• What to do
The response must consist of the records below, copied exactly.

┄┄┄┄┄┄┄┄┄┄

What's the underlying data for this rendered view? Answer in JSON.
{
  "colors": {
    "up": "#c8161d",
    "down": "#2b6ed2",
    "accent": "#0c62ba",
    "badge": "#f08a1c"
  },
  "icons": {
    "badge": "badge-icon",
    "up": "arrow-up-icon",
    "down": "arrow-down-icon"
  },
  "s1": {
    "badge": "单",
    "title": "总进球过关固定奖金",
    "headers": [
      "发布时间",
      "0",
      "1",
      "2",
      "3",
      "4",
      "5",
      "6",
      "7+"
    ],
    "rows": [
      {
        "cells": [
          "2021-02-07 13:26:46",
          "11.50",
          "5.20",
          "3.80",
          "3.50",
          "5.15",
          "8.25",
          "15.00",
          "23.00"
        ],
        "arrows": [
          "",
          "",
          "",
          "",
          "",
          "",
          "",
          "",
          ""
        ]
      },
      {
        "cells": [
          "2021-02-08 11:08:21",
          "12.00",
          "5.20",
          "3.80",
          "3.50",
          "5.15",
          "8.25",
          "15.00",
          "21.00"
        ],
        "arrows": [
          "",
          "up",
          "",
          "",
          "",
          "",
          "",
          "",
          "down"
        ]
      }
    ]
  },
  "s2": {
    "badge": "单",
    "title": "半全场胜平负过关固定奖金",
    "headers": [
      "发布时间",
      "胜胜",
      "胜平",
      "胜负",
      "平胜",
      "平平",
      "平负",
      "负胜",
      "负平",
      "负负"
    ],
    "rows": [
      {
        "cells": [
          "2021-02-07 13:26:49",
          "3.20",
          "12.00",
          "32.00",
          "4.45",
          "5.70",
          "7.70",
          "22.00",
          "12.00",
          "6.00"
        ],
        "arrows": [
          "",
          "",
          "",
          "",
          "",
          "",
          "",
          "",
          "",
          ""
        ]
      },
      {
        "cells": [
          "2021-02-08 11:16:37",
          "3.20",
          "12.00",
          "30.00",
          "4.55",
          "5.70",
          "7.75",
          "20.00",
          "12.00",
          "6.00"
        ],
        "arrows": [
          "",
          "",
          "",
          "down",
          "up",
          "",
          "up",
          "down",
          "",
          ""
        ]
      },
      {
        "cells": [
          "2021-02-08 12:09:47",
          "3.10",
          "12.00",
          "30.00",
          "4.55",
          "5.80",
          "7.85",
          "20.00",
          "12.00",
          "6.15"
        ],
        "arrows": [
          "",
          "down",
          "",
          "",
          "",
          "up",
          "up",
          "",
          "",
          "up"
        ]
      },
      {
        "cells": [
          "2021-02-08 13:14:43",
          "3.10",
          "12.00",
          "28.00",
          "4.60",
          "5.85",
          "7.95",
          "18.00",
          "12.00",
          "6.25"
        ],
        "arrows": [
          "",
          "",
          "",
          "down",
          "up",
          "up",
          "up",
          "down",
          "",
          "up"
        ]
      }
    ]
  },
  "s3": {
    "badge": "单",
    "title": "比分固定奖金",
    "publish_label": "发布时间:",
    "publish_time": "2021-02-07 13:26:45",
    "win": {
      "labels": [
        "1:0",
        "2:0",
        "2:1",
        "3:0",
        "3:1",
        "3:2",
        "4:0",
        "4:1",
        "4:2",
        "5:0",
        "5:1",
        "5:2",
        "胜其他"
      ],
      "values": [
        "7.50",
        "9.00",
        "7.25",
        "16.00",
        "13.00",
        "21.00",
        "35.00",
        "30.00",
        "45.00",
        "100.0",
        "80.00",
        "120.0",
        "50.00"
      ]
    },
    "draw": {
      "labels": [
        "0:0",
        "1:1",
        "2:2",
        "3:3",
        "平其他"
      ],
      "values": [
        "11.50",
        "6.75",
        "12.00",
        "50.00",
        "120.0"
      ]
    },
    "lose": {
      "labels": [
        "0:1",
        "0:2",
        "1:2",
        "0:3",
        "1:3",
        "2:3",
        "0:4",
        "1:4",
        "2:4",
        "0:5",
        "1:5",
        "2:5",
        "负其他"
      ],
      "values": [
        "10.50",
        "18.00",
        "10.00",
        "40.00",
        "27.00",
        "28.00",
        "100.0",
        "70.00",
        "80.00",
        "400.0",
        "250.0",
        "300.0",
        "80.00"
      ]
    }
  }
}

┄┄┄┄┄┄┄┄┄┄

• Response
What's the underlying data for this rendered view? Answer in JSON.
{
  "colors": {
    "up": "#c8161d",
    "down": "#2b6ed2",
    "accent": "#0c62ba",
    "badge": "#f08a1c"
  },
  "icons": {
    "badge": "badge-icon",
    "up": "arrow-up-icon",
    "down": "arrow-down-icon"
  },
  "s1": {
    "badge": "单",
    "title": "总进球过关固定奖金",
    "headers": [
      "发布时间",
      "0",
      "1",
      "2",
      "3",
      "4",
      "5",
      "6",
      "7+"
    ],
    "rows": [
      {
        "cells": [
          "2021-02-07 13:26:46",
          "11.50",
          "5.20",
          "3.80",
          "3.50",
          "5.15",
          "8.25",
          "15.00",
          "23.00"
        ],
        "arrows": [
          "",
          "",
          "",
          "",
          "",
          "",
          "",
          "",
          ""
        ]
      },
      {
        "cells": [
          "2021-02-08 11:08:21",
          "12.00",
          "5.20",
          "3.80",
          "3.50",
          "5.15",
          "8.25",
          "15.00",
          "21.00"
        ],
        "arrows": [
          "",
          "up",
          "",
          "",
          "",
          "",
          "",
          "",
          "down"
        ]
      }
    ]
  },
  "s2": {
    "badge": "单",
    "title": "半全场胜平负过关固定奖金",
    "headers": [
      "发布时间",
      "胜胜",
      "胜平",
      "胜负",
      "平胜",
      "平平",
      "平负",
      "负胜",
      "负平",
      "负负"
    ],
    "rows": [
      {
        "cells": [
          "2021-02-07 13:26:49",
          "3.20",
          "12.00",
          "32.00",
          "4.45",
          "5.70",
          "7.70",
          "22.00",
          "12.00",
          "6.00"
        ],
        "arrows": [
          "",
          "",
          "",
          "",
          "",
          "",
          "",
          "",
          "",
          ""
        ]
      },
      {
        "cells": [
          "2021-02-08 11:16:37",
          "3.20",
          "12.00",
          "30.00",
          "4.55",
          "5.70",
          "7.75",
          "20.00",
          "12.00",
          "6.00"
        ],
        "arrows": [
          "",
          "",
          "",
          "down",
          "up",
          "",
          "up",
          "down",
          "",
          ""
        ]
      },
      {
        "cells": [
          "2021-02-08 12:09:47",
          "3.10",
          "12.00",
          "30.00",
          "4.55",
          "5.80",
          "7.85",
          "20.00",
          "12.00",
          "6.15"
        ],
        "arrows": [
          "",
          "down",
          "",
          "",
          "",
          "up",
          "up",
          "",
          "",
          "up"
        ]
      },
      {
        "cells": [
          "2021-02-08 13:14:43",
          "3.10",
          "12.00",
          "28.00",
          "4.60",
          "5.85",
          "7.95",
          "18.00",
          "12.00",
          "6.25"
        ],
        "arrows": [
          "",
          "",
          "",
          "down",
          "up",
          "up",
          "up",
          "down",
          "",
          "up"
        ]
      }
    ]
  },
  "s3": {
    "badge": "单",
    "title": "比分固定奖金",
    "publish_label": "发布时间:",
    "publish_time": "2021-02-07 13:26:45",
    "win": {
      "labels": [
        "1:0",
        "2:0",
        "2:1",
        "3:0",
        "3:1",
        "3:2",
        "4:0",
        "4:1",
        "4:2",
        "5:0",
        "5:1",
        "5:2",
        "胜其他"
      ],
      "values": [
        "7.50",
        "9.00",
        "7.25",
        "16.00",
        "13.00",
        "21.00",
        "35.00",
        "30.00",
        "45.00",
        "100.0",
        "80.00",
        "120.0",
        "50.00"
      ]
    },
    "draw": {
      "labels": [
        "0:0",
        "1:1",
        "2:2",
        "3:3",
        "平其他"
      ],
      "values": [
        "11.50",
        "6.75",
        "12.00",
        "50.00",
        "120.0"
      ]
    },
    "lose": {
      "labels": [
        "0:1",
        "0:2",
        "1:2",
        "0:3",
        "1:3",
        "2:3",
        "0:4",
        "1:4",
        "2:4",
        "0:5",
        "1:5",
        "2:5",
        "负其他"
      ],
      "values": [
        "10.50",
        "18.00",
        "10.00",
        "40.00",
        "27.00",
        "28.00",
        "100.0",
        "70.00",
        "80.00",
        "400.0",
        "250.0",
        "300.0",
        "80.00"
      ]
    }
  }
}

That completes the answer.